What is expected: Below are the records; they must be reproduced verbatim.

++++ Dataset excerpts

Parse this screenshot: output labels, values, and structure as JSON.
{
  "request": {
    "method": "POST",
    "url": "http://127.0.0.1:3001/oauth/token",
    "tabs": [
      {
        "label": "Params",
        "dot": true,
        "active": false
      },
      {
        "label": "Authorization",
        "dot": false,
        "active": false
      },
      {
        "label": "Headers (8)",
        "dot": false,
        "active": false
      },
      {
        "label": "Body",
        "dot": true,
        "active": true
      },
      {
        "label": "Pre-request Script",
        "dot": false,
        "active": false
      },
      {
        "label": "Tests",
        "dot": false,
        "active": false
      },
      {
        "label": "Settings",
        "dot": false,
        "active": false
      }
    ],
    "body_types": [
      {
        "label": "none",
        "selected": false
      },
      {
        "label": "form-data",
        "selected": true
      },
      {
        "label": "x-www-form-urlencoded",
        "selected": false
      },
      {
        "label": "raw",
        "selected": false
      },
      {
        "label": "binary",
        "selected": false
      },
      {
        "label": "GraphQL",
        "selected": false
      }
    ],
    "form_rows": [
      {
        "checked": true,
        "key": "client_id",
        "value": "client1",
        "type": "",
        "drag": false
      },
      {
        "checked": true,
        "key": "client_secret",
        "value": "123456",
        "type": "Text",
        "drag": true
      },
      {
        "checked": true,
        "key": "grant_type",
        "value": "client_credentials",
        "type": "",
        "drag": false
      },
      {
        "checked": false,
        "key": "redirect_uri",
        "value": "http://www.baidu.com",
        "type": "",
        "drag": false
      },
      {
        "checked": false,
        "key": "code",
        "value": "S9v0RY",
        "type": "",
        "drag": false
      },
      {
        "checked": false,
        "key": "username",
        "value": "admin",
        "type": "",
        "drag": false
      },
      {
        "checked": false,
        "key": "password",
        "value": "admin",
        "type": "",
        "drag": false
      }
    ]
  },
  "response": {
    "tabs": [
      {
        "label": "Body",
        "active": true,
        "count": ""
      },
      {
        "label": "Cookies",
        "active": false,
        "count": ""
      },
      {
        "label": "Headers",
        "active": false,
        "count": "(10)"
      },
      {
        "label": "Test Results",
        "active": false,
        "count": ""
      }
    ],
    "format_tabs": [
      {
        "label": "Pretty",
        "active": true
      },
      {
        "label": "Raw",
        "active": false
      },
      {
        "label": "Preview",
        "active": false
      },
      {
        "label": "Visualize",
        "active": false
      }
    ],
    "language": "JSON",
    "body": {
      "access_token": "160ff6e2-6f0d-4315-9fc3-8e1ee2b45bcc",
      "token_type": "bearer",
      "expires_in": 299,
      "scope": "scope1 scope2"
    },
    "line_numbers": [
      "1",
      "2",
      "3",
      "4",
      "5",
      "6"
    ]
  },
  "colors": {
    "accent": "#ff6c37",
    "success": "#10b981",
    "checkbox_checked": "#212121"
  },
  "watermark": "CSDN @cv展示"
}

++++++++

Task response:
Parse this screenshot: output labels, values, and structure as JSON.
{
  "request": {
    "method": "POST",
    "url": "http://127.0.0.1:3001/oauth/token",
    "tabs": [
      {
        "label": "Params",
        "dot": true,
        "active": false
      },
      {
        "label": "Authorization",
        "dot": false,
        "active": false
      },
      {
        "label": "Headers (8)",
        "dot": false,
        "active": false
      },
      {
        "label": "Body",
        "dot": true,
        "active": true
      },
      {
        "label": "Pre-request Script",
        "dot": false,
        "active": false
      },
      {
        "label": "Tests",
        "dot": false,
        "active": false
      },
      {
        "label": "Settings",
        "dot": false,
        "active": false
      }
    ],
    "body_types": [
      {
        "label": "none",
        "selected": false
      },
      {
        "label": "form-data",
        "selected": true
      },
      {
        "label": "x-www-form-urlencoded",
        "selected": false
      },
      {
        "label": "raw",
        "selected": false
      },
      {
        "label": "binary",
        "selected": false
      },
      {
        "label": "GraphQL",
        "selected": false
      }
    ],
    "form_rows": [
      {
        "checked": true,
        "key": "client_id",
        "value": "client1",
        "type": "",
        "drag": false
      },
      {
        "checked": true,
        "key": "client_secret",
        "value": "123456",
        "type": "Text",
        "drag": true
      },
      {
        "checked": true,
        "key": "grant_type",
        "value": "client_credentials",
        "type": "",
        "drag": false
      },
      {
        "checked": false,
        "key": "redirect_uri",
        "value": "http://www.baidu.com",
        "type": "",
        "drag": false
      },
      {
        "checked": false,
        "key": "code",
        "value": "S9v0RY",
        "type": "",
        "drag": false
      },
      {
        "checked": false,
        "key": "username",
        "value": "admin",
        "type": "",
        "drag": false
      },
      {
        "checked": false,
        "key": "password",
        "value": "admin",
        "type": "",
        "drag": false
      }
    ]
  },
  "response": {
    "tabs": [
      {
        "label": "Body",
        "active": true,
        "count": ""
      },
      {
        "label": "Cookies",
        "active": false,
        "count": ""
      },
      {
        "label": "Headers",
        "active": false,
        "count": "(10)"
      },
      {
        "label": "Test Results",
        "active": false,
        "count": ""
      }
    ],
    "format_tabs": [
      {
        "label": "Pretty",
        "active": true
      },
      {
        "label": "Raw",
        "active": false
      },
      {
        "label": "Preview",
        "active": false
      },
      {
        "label": "Visualize",
        "active": false
      }
    ],
    "language": "JSON",
    "body": {
      "access_token": "160ff6e2-6f0d-4315-9fc3-8e1ee2b45bcc",
      "token_type": "bearer",
      "expires_in": 299,
      "scope": "scope1 scope2"
    },
    "line_numbers": [
      "1",
      "2",
      "3",
      "4",
      "5",
      "6"
    ]
  },
  "colors": {
    "accent": "#ff6c37",
    "success": "#10b981",
    "checkbox_checked": "#212121"
  },
  "watermark": "CSDN @cv展示"
}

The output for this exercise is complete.